This is the lid to my oval Descoware roaster:
I much prefer this type of handle to the applied handle used by Le Creuset and Staub. When the piece has been in an extremely hot oven, I use a hook to lift the lid as it is much easier than using a hot pad or ?.
These first photos are of ANTIQUE English cast iron cooking pots that are like those seen in the kitchen scenes on DOWNTON ABBEY.
The very large one is 6 IMPERIAL quarts – equal to 14.2 U.S. Pints. This is very heavy.
The smallest is One pint – also Imperial measure – equal to 1.2 U.S. Pints.
The two earliest are ca. 1895, the large one dates to 1910.
I also have a lot of AMERICAN MADE cast iron.
Including this huge oval roaster made by Griswold – the back stamp “Large Block” logo was used between 1920 and 1940.
As long as it is cared for and treated with respect, cast iron can last for decades or even centuries.
And even though many people collect it, there are still “treasures” to be found. One of the women who works at a local thrift store, found an Erie “Spider” skillet in a box of mostly junk that had been dropped off outside the back door of the store a few weeks ago. It was in almost perfect condition and looked like it had been used sparingly.
Go to the site Cast Iron Collector BEFORE you go shopping for antique and vintage cast iron.
This is what is sometimes called a “double skillet” – it is a Griswold “Chicken Fryer” with a loop on the deep bottom skillet and a “hook” on the shallower top skillet and a flange that allows the top to fit snugly onto the bottom.
This one is in exceptional condition and has the “large block” Griswold logo and the 1102/1103 numbers which show it was manufactured in the late 1930s.
This Number 8 nickle-plated skillet has the SLANT large logo, the ERIE designation and the 704 number, as well as the heat ring which was on earlier skillets that were intended for use on flat-top wood and coal kitchen ranges. I have a friend who has an English AGA range and has collected several Griswold and other cast iron skillets and other cookware with these heat rings which insure the bottoms of the skillets will not warp with high temps.
The plating on this one is almost 100% intact, with only a few minor blemishes.
This is another Griswold nickle-plated skillet – flat bottom, no heat ring, with the large BLOCK logo and the “Erie PA, U.S.A.” designation also numbered 704.
On this No. 8 skillet the plating is about 60-70% intact. It obviously has been scrubbed away around the inner portion where the bottom meets the sides.
The following piece is a very early Griswold pot – with a heat ring – with the only identification the lare “E R I E” on the bottom, which exhibits the pitted surface common to the early sand cast pots.
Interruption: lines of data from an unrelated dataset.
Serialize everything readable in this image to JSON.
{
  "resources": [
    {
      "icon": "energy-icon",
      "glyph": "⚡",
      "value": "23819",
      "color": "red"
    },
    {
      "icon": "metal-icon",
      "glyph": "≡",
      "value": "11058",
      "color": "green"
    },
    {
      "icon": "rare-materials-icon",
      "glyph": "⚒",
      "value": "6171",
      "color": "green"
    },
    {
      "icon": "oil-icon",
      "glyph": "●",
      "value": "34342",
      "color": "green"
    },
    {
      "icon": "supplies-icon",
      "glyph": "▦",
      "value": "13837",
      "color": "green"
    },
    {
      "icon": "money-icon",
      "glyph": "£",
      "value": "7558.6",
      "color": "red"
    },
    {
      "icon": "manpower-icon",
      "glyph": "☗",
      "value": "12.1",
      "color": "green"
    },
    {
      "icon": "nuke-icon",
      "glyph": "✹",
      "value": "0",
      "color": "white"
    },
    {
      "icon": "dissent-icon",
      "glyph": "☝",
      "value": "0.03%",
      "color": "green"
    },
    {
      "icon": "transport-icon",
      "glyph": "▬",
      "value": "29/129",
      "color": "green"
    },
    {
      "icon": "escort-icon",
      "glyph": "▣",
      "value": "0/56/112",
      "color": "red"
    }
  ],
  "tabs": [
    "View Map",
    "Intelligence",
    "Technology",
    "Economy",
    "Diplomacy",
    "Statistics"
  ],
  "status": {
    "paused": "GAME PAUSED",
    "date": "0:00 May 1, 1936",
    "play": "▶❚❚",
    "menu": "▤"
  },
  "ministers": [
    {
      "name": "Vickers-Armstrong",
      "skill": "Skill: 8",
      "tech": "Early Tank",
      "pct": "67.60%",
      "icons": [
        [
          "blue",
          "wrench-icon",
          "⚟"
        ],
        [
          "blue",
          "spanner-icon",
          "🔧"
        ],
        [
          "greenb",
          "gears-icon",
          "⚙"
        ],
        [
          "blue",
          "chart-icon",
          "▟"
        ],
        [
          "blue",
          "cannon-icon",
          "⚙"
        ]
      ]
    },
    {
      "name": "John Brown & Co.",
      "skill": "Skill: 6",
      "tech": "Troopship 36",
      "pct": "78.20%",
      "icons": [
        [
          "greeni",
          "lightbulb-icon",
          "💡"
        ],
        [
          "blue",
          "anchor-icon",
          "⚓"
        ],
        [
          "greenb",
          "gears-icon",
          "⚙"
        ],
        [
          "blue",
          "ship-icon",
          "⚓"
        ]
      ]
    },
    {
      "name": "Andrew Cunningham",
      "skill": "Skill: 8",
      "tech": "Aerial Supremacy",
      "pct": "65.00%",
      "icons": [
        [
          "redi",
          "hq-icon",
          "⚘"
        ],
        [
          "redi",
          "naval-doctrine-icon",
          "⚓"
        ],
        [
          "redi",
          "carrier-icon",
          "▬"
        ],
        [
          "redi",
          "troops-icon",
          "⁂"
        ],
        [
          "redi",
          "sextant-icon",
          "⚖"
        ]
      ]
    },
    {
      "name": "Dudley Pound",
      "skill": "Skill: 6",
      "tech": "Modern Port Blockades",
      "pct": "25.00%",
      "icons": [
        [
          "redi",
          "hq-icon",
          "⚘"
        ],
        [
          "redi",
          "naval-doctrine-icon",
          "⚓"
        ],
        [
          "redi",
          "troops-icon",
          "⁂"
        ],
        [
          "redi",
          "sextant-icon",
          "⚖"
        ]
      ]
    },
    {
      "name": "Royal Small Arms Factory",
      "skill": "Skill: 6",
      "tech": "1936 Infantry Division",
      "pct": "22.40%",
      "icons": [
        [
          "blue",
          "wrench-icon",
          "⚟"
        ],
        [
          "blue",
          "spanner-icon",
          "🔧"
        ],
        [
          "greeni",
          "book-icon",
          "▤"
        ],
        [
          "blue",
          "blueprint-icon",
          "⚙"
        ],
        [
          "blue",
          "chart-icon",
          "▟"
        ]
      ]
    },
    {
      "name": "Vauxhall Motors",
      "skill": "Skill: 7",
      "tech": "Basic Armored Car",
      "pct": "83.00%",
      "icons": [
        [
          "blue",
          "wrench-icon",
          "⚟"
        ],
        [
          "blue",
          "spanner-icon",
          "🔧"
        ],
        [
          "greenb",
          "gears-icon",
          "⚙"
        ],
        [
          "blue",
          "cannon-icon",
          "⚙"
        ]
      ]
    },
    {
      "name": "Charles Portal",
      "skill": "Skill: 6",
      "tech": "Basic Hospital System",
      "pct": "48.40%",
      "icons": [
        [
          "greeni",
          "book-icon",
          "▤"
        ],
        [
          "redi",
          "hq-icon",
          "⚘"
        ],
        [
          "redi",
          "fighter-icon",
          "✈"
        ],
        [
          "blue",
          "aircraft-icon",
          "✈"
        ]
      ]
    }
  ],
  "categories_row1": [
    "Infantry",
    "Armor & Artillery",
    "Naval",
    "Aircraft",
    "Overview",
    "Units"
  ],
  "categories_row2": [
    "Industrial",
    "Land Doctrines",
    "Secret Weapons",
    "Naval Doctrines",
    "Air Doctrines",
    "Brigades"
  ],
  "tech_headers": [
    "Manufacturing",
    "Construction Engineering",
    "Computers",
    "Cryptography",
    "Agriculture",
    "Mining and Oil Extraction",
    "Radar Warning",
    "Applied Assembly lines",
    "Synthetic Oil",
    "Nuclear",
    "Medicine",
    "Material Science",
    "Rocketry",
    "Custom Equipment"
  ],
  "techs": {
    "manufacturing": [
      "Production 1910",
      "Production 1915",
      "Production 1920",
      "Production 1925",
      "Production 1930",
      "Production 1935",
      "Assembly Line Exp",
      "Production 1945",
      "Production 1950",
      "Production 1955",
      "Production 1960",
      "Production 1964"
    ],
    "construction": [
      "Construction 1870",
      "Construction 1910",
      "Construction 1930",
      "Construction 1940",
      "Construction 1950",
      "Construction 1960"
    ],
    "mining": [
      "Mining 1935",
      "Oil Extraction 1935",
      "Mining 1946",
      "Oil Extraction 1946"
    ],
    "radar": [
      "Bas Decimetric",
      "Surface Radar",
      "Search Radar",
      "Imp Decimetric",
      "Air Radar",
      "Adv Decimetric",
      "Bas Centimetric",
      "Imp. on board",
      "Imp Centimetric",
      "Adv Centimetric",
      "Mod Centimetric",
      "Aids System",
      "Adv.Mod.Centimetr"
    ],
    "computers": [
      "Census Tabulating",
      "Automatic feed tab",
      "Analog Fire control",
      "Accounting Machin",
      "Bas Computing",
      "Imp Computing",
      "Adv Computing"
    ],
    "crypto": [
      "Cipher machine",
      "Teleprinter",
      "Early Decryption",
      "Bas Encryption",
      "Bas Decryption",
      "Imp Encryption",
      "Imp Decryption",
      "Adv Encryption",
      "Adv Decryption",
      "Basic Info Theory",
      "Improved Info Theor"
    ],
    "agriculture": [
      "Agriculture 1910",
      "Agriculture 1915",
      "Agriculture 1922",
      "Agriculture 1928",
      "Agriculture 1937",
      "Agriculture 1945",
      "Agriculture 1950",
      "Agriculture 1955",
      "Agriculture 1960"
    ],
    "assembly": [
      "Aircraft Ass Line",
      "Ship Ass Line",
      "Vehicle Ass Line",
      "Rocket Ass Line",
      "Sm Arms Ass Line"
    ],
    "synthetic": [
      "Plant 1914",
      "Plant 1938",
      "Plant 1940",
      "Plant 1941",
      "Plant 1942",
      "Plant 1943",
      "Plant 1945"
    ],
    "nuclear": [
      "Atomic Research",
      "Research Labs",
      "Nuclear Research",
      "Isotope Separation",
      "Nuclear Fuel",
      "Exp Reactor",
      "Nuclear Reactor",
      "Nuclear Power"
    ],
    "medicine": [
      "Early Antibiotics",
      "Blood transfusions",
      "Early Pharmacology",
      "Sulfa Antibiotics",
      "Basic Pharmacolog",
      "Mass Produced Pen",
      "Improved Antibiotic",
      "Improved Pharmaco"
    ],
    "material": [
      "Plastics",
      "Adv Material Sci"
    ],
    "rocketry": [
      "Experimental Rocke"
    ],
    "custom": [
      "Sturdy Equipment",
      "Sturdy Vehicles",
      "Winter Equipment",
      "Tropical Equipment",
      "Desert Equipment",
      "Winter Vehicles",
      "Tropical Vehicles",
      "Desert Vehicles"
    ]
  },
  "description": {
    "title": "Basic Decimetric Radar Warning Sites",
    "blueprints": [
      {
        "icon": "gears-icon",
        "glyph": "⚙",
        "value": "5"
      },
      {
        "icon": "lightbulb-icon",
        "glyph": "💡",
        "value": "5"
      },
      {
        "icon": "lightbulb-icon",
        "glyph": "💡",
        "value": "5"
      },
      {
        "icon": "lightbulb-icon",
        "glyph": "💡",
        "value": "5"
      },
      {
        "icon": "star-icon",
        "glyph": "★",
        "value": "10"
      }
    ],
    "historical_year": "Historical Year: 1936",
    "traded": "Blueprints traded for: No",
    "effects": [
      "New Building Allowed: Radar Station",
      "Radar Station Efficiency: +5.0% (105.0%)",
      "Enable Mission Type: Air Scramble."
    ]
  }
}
The interior is well finished and smooth. This pot is in wonderful condition considering its age – late 1800s.
Dimensions are: Top diameter – 9 3/8 inches, Bottom diameter – 8 1/4 inches Height – 6 inches. Volume: 6 Quarts, with 1 inch of head room.
And here are some pieces of bakeware. Muffin tins, gem pans, “French roll” or “Cream cake” pans, cornstick pans. And a few steel muffin pans, of which I have too few to work into a dedicated page.
The following are corn stick pans, varying in shape and design. The “corn ear” shape pans were also available in cast aluminum. These are cast iron, even though they look lighter in color than other cast iron pieces.
The following are two “muffin” or cupcake pans of similar dimensions – one is enamel on cast iron, the other is plain.
This 12-section baking mold with rounded bottoms is called a “French roll” pan by many collectors, however my grandmother and her cook called this a “cream cake” pan and the little “sponge” cakes were baked in it. (think Twinkies) and when I was little, this had a flat plate to cover and restrict the height the cakes could rise. Sadly, that has been lost in one of my moves. It is obvious that this needs a good cleaning and re-seasoning and I may or may not get around to it.